By Wayne Warry, PhD
Co-Chair, Aboriginal Working Group

As distinct cultures within the Canadian mosaic, Aboriginal peoples—the First Nations, Inuit and Métis Peoples of Canada—have the right to own, protect and control how information about them, including health information gathered through or for health research, is used.

In fact, jurisdiction over this information as it pertains to First Nations Peoples is enshrined in The First Nations Principles of OCAP™ (ownership, control, access and possession).

Research involving Canada’s Aboriginal peoples is governed by the guidelines and principles set out in the Tri-Council’s (CIHR, NSERC and SSHRC) Policy Statement (2014). The policy outlines how research—including health research—with Aboriginals is be conducted to ensure that it is ethically sound and respectful of their values and ways of knowing.

While these principles and guidelines ensure that health research involving Aboriginal Peoples is truly patient-centred (to our way of thinking), they also present some unique challenges for health researchers who are interested in studying Canada’s Indigenous populations. The Aboriginal Health Working Group of the Ontario SPOR SUPPORT Unit (OSSU) is here to help investigators initiate collaborative research with Aboriginal communities and incorporate Indigenous medical knowledge and cultural traditions into the research process to ensure success.

With representation from, and expertise in, many of the different Indigenous communities in Ontario, Working Group members:

  • work with the OSSU Management Team and Working Groups to ensure that health research is conducted in accordance with the applicable guidelines and principles governing health research with Canada’s Indigenous peoples;
  • work with the OSSU Management Team to ensure that Aboriginal peoples are included in SPOR research and demonstration projects, and that Aboriginal research priorities are identified;
  • ensure that Indigenous knowledge and understandings of health care are considered in SPOR-funded research;
  • act as a resource to the OSSU Management Team and Working Groups to ensure appropriate Aboriginal community engagement and patient participation in research;
  • work with the Knowledge Translation Working Group to develop effective mechanisms for the communication of research results to Aboriginal patients, including First Nations, Inuit and Métis communities; and
  • work with the Capacity Building Working Group to ensure engagement of Aboriginal students, graduate students and Indigenous health programs in capacity building initiatives.

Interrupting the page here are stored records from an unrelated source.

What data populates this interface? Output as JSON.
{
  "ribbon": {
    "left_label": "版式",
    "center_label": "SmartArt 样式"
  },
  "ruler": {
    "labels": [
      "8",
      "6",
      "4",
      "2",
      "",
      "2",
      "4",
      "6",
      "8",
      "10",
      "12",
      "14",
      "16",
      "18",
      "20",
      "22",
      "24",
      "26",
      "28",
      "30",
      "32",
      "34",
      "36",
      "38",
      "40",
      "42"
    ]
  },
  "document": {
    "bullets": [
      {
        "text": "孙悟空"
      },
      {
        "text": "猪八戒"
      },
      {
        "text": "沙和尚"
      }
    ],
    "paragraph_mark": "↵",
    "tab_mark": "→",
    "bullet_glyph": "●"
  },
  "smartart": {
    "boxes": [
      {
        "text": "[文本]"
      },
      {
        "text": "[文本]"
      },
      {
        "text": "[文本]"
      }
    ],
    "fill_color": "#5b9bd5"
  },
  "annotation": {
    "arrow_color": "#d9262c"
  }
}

With their distinct determinants of health, and a higher burden of illness than the general population, the health and well being of Ontario’s Indigenous population of approximately 300,000 deserves our attention. I invite health researchers and Aboriginal peoples and their communities to contact me, or the Co-Chair of the Working Group, Jennifer Walker, if you are interested in being part of OSSU’s work. You can reach us by email at WWarry@Laurentian.ca and Jennifer.Walker@ices.on.ca.